Problem requirements
Tell me how many lines of the entries below include the string "source", and give only the number.

Component data from apps and pages
-- Opening Marker --
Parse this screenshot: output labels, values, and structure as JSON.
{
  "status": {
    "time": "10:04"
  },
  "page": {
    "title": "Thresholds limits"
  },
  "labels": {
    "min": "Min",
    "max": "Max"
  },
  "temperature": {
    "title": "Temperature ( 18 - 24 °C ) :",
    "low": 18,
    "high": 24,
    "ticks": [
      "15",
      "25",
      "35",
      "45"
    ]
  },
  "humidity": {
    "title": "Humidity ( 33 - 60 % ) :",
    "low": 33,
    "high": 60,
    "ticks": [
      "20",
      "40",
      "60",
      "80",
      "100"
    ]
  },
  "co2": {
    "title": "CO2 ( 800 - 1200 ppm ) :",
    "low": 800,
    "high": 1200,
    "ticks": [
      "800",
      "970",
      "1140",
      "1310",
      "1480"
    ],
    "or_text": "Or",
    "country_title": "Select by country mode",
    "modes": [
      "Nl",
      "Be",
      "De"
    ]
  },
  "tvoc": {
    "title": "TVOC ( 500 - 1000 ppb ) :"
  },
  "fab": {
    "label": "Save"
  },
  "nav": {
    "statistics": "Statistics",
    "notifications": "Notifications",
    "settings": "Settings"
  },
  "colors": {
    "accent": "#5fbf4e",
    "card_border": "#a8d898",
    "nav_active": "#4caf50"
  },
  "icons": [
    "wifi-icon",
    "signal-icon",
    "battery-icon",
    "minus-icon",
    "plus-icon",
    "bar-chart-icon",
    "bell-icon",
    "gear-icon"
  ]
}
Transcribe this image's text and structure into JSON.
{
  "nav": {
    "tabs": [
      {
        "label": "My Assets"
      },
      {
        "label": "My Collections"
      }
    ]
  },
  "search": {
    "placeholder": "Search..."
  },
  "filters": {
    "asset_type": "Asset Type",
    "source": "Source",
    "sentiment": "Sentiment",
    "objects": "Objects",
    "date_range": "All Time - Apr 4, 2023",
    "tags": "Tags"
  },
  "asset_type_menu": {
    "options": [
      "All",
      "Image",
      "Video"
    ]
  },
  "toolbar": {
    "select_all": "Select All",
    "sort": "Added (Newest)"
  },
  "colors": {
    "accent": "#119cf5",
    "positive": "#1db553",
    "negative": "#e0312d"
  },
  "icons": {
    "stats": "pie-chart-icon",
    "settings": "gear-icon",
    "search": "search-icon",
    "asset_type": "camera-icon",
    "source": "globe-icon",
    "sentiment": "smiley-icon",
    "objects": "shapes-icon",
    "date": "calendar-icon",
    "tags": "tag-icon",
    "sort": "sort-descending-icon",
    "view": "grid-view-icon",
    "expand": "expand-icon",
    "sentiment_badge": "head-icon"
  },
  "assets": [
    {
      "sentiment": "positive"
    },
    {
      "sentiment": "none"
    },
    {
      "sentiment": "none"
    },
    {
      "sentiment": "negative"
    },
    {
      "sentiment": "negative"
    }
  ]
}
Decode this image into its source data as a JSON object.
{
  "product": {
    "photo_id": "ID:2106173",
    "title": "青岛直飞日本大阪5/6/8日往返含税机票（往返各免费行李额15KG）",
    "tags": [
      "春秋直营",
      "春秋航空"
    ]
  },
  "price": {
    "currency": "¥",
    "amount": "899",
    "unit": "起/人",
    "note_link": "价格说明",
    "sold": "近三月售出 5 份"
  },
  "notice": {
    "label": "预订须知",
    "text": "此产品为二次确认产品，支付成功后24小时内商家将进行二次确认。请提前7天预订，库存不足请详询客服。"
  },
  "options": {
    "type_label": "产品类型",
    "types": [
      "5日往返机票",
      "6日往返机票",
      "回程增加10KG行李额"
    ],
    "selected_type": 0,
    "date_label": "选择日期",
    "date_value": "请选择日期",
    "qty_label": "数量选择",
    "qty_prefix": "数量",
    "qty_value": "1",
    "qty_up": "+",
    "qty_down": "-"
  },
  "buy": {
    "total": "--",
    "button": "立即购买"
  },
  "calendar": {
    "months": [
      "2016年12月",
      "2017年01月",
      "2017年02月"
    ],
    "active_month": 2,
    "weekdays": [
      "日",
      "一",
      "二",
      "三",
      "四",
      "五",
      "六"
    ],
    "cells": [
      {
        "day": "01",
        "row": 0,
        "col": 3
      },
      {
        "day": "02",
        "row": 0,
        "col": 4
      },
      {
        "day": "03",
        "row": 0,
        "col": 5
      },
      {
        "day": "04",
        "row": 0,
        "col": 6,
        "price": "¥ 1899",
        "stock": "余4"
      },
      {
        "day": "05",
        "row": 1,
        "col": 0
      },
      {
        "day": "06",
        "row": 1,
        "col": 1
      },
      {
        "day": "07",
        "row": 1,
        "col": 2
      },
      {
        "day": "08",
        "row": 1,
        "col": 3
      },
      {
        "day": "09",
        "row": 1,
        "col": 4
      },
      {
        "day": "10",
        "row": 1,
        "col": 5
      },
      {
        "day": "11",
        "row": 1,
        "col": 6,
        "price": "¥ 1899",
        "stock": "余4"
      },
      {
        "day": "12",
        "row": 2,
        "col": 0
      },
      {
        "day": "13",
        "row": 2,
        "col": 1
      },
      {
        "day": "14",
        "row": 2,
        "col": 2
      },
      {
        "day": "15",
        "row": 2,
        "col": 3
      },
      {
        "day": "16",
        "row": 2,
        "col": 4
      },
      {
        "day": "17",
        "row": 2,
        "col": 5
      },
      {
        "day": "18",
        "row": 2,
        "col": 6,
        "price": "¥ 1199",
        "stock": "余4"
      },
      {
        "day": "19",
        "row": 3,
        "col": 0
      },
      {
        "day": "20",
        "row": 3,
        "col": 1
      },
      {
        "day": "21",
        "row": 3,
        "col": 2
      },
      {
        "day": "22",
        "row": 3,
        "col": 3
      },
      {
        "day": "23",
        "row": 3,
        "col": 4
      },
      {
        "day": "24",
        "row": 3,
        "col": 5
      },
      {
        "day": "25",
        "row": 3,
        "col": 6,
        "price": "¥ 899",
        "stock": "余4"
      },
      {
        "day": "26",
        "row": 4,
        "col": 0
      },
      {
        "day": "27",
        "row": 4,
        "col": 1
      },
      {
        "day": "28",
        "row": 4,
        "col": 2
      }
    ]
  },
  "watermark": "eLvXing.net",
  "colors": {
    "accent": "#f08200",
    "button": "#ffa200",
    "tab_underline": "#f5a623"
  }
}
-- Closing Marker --
Response for this exercise
3